In a two-dimensional (plane strain) glacier domain, gravity-driven ice flow is balanced by basal drag and the resistance associated with longitudinal stress gradients. The plane strain Stokes model accommodates both these resistances, whereas several simpler models only account for basal drag. Solving the Stokes equations is numerically challenging and computationally expensive, but simpler models may lead to unrealistic dynamical behaviour. Here, we propose a factor which can be introduced in shear-deformational flow models to yield results comparable to those from the plane strain Stokes model. As this factor adapts simpler models to capture the effects of missing dynamics, i.e. longitudinal stress gradients, we refer to it as the longitudinal stress (L-)factor. We assess the usefulness of this factor for idealized domains with complex basal topography and evolving geometry.
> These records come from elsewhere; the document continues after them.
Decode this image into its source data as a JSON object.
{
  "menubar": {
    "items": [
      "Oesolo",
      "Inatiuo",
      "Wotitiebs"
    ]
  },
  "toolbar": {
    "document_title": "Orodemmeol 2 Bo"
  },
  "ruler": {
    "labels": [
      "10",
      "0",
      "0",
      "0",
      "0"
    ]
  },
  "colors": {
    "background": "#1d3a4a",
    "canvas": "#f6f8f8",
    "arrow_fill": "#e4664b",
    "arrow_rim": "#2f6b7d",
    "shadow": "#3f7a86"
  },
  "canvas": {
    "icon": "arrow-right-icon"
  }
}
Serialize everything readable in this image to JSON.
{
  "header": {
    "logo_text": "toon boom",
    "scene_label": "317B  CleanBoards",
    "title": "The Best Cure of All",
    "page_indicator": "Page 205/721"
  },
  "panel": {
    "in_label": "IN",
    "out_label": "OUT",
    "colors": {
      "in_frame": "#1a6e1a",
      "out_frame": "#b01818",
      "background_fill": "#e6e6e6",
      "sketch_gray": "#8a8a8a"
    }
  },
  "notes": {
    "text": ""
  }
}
We apply the model to Haig Glacier, Canadian Rockies, in order to present an illustration of how simulations of glacier response to climate forcing can be improved through the introduction of the L-factor in a shear-deformational flow model.
Email your librarian or administrator to recommend adding this journal to your organisation's collection.